═════ DATASET EXCERPTS ═════

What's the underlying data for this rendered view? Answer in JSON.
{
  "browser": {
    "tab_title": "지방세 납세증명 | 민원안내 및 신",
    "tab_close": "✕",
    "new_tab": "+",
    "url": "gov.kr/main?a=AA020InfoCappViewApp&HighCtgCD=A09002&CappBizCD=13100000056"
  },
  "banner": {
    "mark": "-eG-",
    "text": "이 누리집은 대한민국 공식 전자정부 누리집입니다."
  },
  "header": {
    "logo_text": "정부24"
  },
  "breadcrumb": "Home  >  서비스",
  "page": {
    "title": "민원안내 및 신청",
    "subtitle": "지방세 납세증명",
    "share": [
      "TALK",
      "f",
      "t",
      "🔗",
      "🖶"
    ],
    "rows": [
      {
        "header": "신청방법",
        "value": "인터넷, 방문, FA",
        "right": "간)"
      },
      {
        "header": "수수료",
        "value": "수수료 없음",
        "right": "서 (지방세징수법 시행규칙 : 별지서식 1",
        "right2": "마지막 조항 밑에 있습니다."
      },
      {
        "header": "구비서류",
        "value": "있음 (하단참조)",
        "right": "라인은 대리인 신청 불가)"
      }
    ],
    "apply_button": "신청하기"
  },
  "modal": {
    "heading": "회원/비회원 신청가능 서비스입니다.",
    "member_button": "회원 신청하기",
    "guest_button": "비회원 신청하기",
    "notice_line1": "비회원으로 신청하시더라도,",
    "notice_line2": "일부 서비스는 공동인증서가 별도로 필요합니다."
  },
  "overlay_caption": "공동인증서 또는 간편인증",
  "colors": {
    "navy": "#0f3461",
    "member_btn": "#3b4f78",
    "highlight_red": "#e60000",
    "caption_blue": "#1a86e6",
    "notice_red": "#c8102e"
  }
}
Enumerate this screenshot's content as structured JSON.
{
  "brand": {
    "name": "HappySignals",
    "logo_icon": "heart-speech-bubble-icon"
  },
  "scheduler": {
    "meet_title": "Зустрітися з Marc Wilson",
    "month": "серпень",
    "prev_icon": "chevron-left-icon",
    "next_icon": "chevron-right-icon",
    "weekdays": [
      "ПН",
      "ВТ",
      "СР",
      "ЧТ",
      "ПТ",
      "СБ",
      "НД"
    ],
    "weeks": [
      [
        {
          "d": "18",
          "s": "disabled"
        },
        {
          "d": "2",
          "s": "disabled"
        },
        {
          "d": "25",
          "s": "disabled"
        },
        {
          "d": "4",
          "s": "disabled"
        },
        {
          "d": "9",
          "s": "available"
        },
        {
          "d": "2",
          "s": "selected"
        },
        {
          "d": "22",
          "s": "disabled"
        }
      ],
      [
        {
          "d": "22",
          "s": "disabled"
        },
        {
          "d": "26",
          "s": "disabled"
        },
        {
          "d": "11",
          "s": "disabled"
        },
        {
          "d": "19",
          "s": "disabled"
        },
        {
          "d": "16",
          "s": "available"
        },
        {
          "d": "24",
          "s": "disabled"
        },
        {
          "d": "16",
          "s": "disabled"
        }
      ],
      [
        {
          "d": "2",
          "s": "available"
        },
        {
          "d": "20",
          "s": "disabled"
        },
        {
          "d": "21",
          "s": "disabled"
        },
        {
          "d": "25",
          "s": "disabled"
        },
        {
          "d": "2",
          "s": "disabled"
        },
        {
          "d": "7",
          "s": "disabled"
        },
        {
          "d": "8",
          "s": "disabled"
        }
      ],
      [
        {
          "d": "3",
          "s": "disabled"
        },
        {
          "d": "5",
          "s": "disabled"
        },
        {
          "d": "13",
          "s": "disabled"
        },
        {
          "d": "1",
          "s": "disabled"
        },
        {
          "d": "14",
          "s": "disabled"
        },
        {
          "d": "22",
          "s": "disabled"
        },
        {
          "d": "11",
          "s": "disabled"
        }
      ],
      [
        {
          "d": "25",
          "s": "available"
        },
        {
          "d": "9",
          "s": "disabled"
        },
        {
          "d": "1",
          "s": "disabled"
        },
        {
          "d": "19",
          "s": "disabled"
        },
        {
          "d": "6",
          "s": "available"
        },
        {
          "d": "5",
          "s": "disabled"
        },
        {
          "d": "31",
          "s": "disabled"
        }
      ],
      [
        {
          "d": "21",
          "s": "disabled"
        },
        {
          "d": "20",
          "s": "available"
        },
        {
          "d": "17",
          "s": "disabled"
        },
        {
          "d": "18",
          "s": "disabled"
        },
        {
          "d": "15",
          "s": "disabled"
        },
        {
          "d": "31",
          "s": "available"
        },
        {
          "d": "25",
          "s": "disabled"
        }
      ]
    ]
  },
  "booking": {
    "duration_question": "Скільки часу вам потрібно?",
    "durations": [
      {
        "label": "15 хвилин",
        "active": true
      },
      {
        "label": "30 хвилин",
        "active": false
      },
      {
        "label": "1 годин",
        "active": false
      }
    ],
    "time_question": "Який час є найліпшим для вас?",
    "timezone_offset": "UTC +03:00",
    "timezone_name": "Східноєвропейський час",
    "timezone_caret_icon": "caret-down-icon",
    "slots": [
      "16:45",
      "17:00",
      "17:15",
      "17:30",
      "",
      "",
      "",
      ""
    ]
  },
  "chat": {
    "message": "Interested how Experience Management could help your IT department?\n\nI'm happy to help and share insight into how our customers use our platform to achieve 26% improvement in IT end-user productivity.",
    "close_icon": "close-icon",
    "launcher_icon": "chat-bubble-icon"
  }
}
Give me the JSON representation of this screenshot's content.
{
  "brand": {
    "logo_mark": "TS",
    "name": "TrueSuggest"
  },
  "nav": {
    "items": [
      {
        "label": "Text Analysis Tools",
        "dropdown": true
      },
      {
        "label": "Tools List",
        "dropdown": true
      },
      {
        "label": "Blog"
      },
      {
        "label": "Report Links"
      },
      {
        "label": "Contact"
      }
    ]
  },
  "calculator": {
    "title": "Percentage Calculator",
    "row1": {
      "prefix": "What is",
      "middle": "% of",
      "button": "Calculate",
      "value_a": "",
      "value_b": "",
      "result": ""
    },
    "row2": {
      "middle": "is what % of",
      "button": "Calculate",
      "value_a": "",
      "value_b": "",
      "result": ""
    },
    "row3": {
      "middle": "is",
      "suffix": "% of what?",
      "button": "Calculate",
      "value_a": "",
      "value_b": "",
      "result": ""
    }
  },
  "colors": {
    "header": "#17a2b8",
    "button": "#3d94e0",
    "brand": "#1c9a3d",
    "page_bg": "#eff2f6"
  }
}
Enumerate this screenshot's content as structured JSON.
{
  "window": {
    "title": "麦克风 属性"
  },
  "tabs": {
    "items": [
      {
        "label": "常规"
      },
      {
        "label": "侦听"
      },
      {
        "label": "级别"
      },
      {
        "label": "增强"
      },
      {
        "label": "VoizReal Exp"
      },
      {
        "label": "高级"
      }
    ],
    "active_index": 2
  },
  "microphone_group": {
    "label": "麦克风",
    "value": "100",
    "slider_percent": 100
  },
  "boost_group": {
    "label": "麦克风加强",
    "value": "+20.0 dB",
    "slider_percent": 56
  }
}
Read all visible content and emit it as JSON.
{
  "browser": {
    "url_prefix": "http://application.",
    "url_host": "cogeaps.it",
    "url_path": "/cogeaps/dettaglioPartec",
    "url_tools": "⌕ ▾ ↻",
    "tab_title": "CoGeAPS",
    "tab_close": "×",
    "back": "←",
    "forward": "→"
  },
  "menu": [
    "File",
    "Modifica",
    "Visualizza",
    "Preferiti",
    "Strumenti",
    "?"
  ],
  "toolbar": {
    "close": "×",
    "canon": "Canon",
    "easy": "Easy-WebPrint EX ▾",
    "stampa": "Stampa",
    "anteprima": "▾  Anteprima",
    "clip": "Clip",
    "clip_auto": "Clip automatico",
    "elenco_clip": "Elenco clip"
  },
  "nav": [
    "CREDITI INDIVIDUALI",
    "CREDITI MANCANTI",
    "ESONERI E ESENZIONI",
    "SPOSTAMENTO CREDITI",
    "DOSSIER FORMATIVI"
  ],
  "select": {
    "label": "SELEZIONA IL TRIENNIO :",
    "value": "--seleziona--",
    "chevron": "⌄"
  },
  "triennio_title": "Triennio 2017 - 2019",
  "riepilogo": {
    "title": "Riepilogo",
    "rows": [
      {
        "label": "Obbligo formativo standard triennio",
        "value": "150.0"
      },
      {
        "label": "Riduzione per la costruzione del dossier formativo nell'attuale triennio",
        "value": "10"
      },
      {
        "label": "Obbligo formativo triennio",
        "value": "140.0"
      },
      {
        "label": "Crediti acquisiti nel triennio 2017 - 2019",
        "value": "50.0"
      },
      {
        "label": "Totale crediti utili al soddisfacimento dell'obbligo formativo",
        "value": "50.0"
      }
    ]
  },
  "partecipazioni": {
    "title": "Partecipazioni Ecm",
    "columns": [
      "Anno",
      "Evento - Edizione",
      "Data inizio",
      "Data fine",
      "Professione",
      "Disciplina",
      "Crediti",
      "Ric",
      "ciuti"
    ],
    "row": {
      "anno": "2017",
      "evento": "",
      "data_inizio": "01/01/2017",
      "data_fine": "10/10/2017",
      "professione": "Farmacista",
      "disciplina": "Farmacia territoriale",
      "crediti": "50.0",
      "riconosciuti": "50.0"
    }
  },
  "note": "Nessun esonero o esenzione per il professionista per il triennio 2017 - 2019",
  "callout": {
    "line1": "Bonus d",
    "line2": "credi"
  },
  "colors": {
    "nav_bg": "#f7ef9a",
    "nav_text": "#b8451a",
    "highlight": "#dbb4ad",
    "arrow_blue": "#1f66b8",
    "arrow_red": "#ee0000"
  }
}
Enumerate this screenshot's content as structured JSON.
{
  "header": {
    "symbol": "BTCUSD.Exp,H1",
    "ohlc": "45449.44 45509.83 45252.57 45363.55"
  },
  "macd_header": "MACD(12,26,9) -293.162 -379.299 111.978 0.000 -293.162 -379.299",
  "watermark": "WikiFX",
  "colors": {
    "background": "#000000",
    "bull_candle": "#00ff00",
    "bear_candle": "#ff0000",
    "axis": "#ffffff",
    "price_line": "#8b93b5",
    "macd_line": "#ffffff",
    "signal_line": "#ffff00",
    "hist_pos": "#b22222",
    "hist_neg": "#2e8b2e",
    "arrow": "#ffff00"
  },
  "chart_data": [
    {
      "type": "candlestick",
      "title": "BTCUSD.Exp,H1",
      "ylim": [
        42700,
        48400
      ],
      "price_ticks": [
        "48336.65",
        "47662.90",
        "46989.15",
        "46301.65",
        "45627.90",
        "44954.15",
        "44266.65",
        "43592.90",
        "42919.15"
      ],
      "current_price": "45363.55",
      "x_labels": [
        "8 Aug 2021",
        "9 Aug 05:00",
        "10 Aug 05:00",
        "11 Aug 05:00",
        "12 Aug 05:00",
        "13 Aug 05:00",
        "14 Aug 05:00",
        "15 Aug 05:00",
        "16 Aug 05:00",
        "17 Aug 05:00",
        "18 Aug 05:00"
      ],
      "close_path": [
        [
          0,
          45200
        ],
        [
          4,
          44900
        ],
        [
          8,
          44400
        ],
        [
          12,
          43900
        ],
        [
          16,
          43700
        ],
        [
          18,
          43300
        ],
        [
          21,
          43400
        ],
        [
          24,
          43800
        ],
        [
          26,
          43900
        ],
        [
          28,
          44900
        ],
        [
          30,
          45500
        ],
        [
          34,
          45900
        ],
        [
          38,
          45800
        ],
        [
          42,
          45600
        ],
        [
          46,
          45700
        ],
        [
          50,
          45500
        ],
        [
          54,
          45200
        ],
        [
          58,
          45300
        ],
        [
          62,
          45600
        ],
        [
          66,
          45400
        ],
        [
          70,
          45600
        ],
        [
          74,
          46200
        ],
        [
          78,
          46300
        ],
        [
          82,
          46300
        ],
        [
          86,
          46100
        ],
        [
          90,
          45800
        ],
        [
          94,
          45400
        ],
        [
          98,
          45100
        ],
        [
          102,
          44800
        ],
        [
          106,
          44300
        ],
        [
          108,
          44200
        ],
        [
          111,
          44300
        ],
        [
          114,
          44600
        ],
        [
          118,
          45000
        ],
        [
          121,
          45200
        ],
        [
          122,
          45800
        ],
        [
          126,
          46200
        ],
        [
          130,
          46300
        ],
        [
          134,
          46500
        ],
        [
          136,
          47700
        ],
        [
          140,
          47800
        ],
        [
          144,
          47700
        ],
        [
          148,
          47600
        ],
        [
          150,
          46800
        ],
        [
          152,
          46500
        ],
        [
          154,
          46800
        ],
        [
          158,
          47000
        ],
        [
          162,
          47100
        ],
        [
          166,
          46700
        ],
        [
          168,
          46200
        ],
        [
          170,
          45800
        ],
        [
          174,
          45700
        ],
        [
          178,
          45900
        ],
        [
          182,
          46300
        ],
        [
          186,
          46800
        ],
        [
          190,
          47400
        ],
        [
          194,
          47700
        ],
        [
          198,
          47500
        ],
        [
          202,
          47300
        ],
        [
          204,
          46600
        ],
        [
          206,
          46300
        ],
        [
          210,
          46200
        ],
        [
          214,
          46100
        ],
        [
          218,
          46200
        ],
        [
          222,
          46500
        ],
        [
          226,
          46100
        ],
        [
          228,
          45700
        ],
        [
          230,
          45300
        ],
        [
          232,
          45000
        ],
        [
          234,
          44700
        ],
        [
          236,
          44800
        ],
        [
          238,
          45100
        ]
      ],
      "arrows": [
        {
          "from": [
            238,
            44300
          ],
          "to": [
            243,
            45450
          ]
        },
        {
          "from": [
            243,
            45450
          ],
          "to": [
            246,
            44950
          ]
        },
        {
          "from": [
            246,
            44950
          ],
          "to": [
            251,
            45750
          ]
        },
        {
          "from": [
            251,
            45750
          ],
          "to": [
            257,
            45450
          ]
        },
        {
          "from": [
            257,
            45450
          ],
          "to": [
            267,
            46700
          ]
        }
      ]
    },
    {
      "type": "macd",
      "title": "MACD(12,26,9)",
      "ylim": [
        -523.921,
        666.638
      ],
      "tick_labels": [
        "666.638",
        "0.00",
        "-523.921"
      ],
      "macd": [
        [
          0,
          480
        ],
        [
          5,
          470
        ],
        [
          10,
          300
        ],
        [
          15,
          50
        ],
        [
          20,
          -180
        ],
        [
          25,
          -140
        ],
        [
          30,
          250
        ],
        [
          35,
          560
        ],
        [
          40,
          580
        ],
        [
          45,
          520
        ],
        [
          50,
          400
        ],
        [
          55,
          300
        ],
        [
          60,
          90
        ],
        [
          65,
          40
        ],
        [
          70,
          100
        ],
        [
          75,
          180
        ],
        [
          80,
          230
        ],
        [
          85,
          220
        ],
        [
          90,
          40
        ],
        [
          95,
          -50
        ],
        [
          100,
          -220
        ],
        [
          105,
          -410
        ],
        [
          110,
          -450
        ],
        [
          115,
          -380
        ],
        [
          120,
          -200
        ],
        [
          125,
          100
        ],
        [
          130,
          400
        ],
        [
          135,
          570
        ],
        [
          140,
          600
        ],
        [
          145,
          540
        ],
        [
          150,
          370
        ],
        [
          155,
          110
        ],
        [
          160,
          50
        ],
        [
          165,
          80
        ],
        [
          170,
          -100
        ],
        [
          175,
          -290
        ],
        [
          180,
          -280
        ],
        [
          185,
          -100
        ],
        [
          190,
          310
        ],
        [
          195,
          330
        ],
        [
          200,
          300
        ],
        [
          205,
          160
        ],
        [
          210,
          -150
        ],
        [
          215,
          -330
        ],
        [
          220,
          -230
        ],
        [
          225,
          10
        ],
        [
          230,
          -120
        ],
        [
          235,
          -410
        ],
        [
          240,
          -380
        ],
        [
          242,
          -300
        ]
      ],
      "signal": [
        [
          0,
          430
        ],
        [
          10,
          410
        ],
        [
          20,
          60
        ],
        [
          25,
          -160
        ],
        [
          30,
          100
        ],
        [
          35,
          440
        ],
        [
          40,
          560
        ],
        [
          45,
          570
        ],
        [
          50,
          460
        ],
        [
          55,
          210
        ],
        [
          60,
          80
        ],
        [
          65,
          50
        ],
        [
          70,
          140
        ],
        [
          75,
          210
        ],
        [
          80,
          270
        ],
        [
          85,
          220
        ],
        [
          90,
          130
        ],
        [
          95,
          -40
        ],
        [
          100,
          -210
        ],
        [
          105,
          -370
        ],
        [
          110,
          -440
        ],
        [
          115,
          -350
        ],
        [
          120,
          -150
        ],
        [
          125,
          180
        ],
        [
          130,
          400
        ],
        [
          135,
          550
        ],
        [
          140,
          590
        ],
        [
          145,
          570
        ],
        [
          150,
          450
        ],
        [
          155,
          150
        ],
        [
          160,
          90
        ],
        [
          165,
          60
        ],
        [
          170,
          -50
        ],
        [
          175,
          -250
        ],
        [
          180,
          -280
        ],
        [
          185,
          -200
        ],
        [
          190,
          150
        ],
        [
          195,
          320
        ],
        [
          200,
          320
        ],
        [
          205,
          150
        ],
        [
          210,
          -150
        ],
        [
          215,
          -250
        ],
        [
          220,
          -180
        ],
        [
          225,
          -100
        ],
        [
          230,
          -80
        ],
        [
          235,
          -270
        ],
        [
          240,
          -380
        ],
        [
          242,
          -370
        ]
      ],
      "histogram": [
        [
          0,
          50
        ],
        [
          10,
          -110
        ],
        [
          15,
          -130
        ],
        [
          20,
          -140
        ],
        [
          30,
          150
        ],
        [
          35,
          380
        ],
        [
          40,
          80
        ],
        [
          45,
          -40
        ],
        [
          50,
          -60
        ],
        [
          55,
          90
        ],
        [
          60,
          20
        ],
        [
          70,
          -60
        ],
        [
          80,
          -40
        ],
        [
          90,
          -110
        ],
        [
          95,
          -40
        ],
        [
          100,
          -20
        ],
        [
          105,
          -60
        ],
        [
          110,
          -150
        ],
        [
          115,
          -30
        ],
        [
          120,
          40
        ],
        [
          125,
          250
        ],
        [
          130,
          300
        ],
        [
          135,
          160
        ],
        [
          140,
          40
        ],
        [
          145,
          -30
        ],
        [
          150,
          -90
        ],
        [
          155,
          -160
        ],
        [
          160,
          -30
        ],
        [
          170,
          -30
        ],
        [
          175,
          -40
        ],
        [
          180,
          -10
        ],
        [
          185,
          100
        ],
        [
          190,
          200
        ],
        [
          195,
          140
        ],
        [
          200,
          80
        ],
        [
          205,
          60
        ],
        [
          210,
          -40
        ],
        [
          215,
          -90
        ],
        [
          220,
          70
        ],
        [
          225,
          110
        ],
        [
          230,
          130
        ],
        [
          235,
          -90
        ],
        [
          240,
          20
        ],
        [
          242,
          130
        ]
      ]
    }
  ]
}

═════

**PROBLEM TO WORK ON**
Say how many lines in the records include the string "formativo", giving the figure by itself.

**OUTPUT FOR THIS TASK**
4